A list recently compiled by the cyber threat intelligence company Flashpoint (via Crain’s Chicago Business) reveals that law firms are not immune to cyber threats and are indeed active targets for today’s cybercriminals. Since January 2016, 48 elite law firms have been targeted by the criminal “Oleras” and his (or her) gang members attempting to access confidential client information for use in insider trading plots. While there has yet to be any indication that the hackers were successful, it raises the question of when law firms will be held to the same (or any) standards that are starting to be applied to other industries.
While the defense industry now has DFARS 252.204-7012 (and the NIST 800-171 control framework) and the financial industry has PCI DSS, no widely applicable or enforceable compliance standard exists for law firms. It’s also not entirely clear when law firms are required to report a breach. A 2014 Law Firm Cyber Survey conducted by Marsh identified some interesting statistics:
- 79% of respondents in aggregate viewed cyber/privacy security as one of their top 10 risks in their overall risk strategy.
- 72% said their firm has not assessed and scaled the cost of a data breach based on the information it retains.
- 51% said that their law firms either have not taken measures to insure their cyber risk (41%) or do not know (10%) if their firm has taken measures.
- 62% have not calculated the effective revenue lost or extra expenses incurred following a cyber-attack.
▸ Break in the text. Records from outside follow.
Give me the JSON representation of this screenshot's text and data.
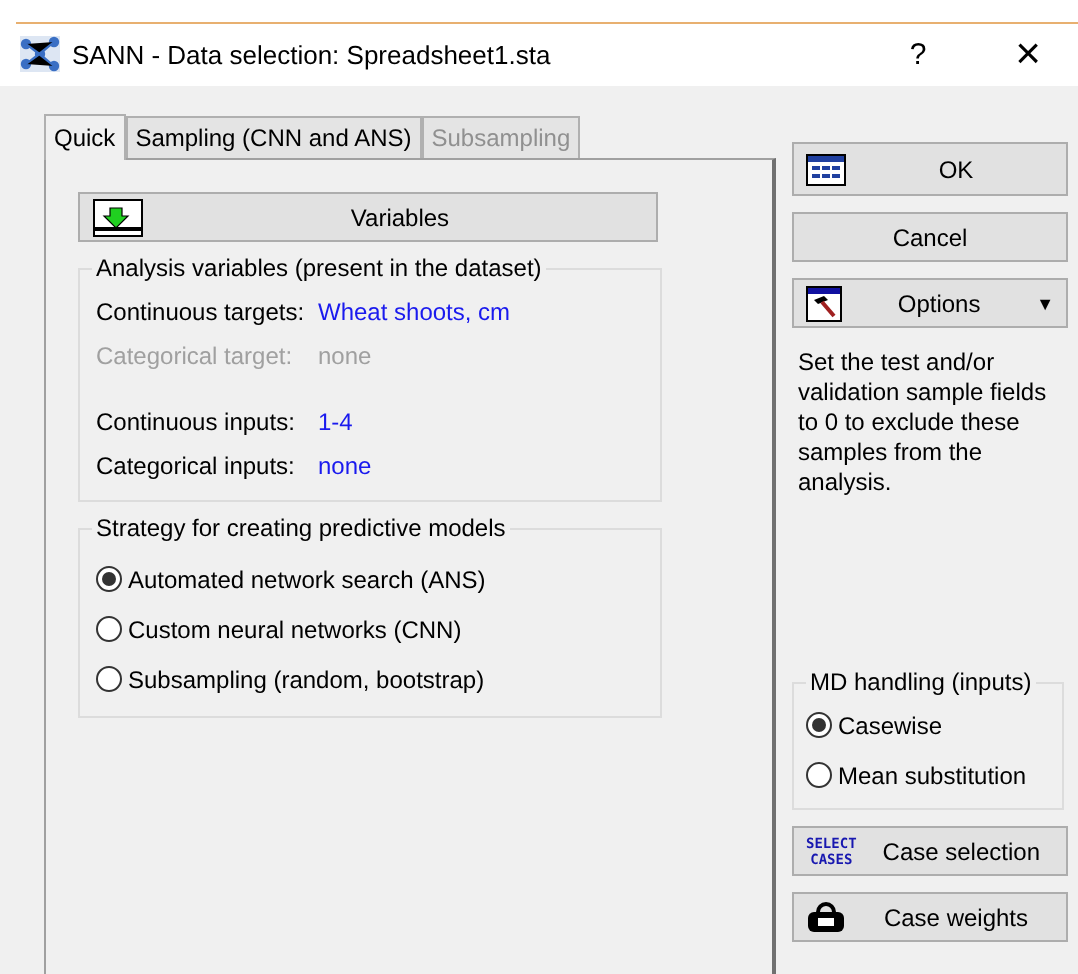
{
  "window": {
    "title": "SANN - Data selection: Spreadsheet1.sta",
    "help": "?",
    "close": "×"
  },
  "tabs": [
    {
      "label": "Quick",
      "selected": true,
      "disabled": false
    },
    {
      "label": "Sampling (CNN and ANS)",
      "selected": false,
      "disabled": false
    },
    {
      "label": "Subsampling",
      "selected": false,
      "disabled": true
    }
  ],
  "variables_button": "Variables",
  "analysis_variables": {
    "title": "Analysis variables (present in the dataset)",
    "target_rows": [
      {
        "label": "Continuous targets:",
        "value": "Wheat shoots, cm",
        "disabled": false
      },
      {
        "label": "Categorical target:",
        "value": "none",
        "disabled": true
      }
    ],
    "input_rows": [
      {
        "label": "Continuous inputs:",
        "value": "1-4",
        "disabled": false
      },
      {
        "label": "Categorical inputs:",
        "value": "none",
        "disabled": false
      }
    ]
  },
  "strategy": {
    "title": "Strategy for creating predictive models",
    "options": [
      {
        "label": "Automated network search (ANS)",
        "selected": true
      },
      {
        "label": "Custom neural networks (CNN)",
        "selected": false
      },
      {
        "label": "Subsampling (random, bootstrap)",
        "selected": false
      }
    ]
  },
  "buttons": [
    {
      "kind": "ok",
      "label": "OK"
    },
    {
      "kind": "plain",
      "label": "Cancel"
    },
    {
      "kind": "options",
      "label": "Options",
      "caret": "▼"
    }
  ],
  "hint": "Set the test and/or validation sample fields to 0 to exclude these samples from the analysis.",
  "md_handling": {
    "title": "MD handling (inputs)",
    "options": [
      {
        "label": "Casewise",
        "selected": true
      },
      {
        "label": "Mean substitution",
        "selected": false
      }
    ]
  },
  "case_buttons": [
    {
      "kind": "select",
      "label": "Case selection",
      "icon_text": [
        "SELECT",
        "CASES"
      ]
    },
    {
      "kind": "weights",
      "label": "Case weights"
    }
  ]
}
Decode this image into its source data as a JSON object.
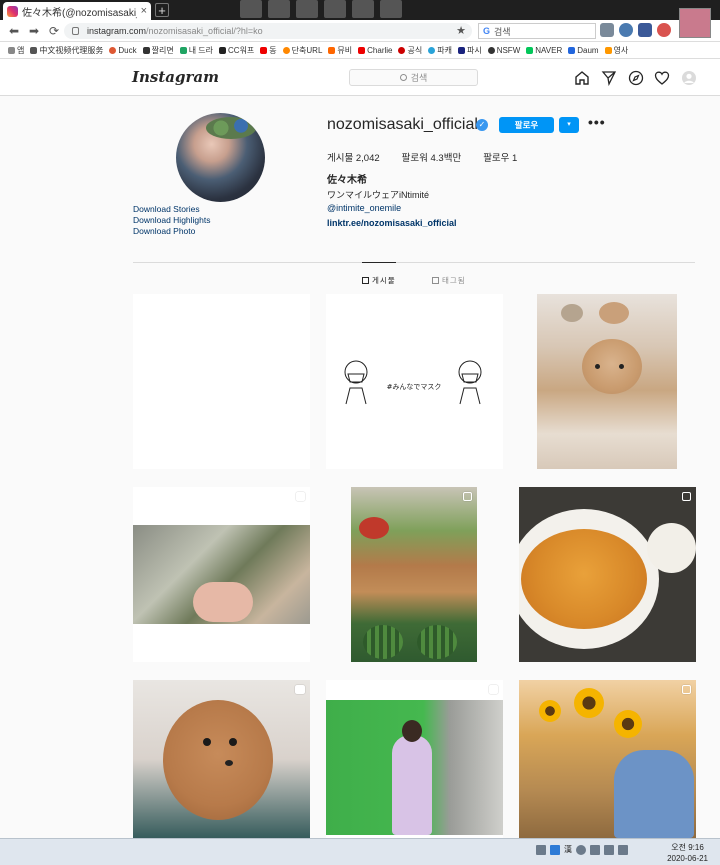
{
  "browser": {
    "tab_title": "佐々木希(@nozomisasaki_officia",
    "tab_close": "×",
    "new_tab": "+",
    "url_host": "instagram.com",
    "url_path": "/nozomisasaki_official/?hl=ko",
    "search_placeholder": "검색",
    "bookmarks": [
      "앱",
      "中文视频代理服务",
      "Duck",
      "짤리면",
      "내 드라",
      "CC워프",
      "동",
      "단축URL",
      "뮤비",
      "Charlie",
      "공식",
      "파캐",
      "파시",
      "NSFW",
      "NAVER",
      "Daum",
      "영사"
    ]
  },
  "instagram": {
    "logo": "Instagram",
    "search_placeholder": "검색"
  },
  "profile": {
    "username": "nozomisasaki_official",
    "follow_label": "팔로우",
    "dropdown_label": "▾",
    "more_label": "•••",
    "posts_label": "게시물 2,042",
    "followers_label": "팔로워 4.3백만",
    "following_label": "팔로우 1",
    "full_name": "佐々木希",
    "bio_line1": "ワンマイルウェアiNtimité",
    "bio_line2": "@intimite_onemile",
    "bio_link": "linktr.ee/nozomisasaki_official",
    "download_links": [
      "Download Stories",
      "Download Highlights",
      "Download Photo"
    ]
  },
  "tabs": {
    "posts": "게시물",
    "tagged": "태그됨"
  },
  "posts": [
    {
      "id": "blank"
    },
    {
      "id": "mask-illustration",
      "text": "#みんなでマスク"
    },
    {
      "id": "dogs"
    },
    {
      "id": "vegetables-pot",
      "multi": true
    },
    {
      "id": "vegetable-box",
      "multi": true
    },
    {
      "id": "curry-bowl",
      "multi": true
    },
    {
      "id": "poodle",
      "video": true
    },
    {
      "id": "green-screen",
      "multi": true
    },
    {
      "id": "sunflowers"
    }
  ],
  "taskbar": {
    "ime_label": "漢",
    "time": "오전 9:16",
    "date": "2020-06-21"
  }
}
This sounds strikingly similar to the defense industry a decade ago. Organizations realize they should do something, but most don’t know how or where to start. They lack in house expertise, and most, 98% according to Marsh, view cybersecurity strictly as a function of IT and the group responsible for the overall management of cyber and privacy risks.
Last year, the American Bar Association reported in its Legal Technology Survey that 1 in 4 firms with at least 100 attorneys have experienced a data breach. It’s unlikely that smaller firms without in-house expertise or security control implementations would even know if a data breach had occurred, much less have the ability to determine what data had been compromised. As an industry that routinely pushes for their clients to protect themselves against risks, the results show that not all firms practice what they preach.
Regardless of your stance on the issue, your data needs protecting. CyberSheath has experience with applying cybersecurity strategies with law firms and can assist you and your organization in securing your data. Start with an assessment today, to identify your weaknesses and gaps.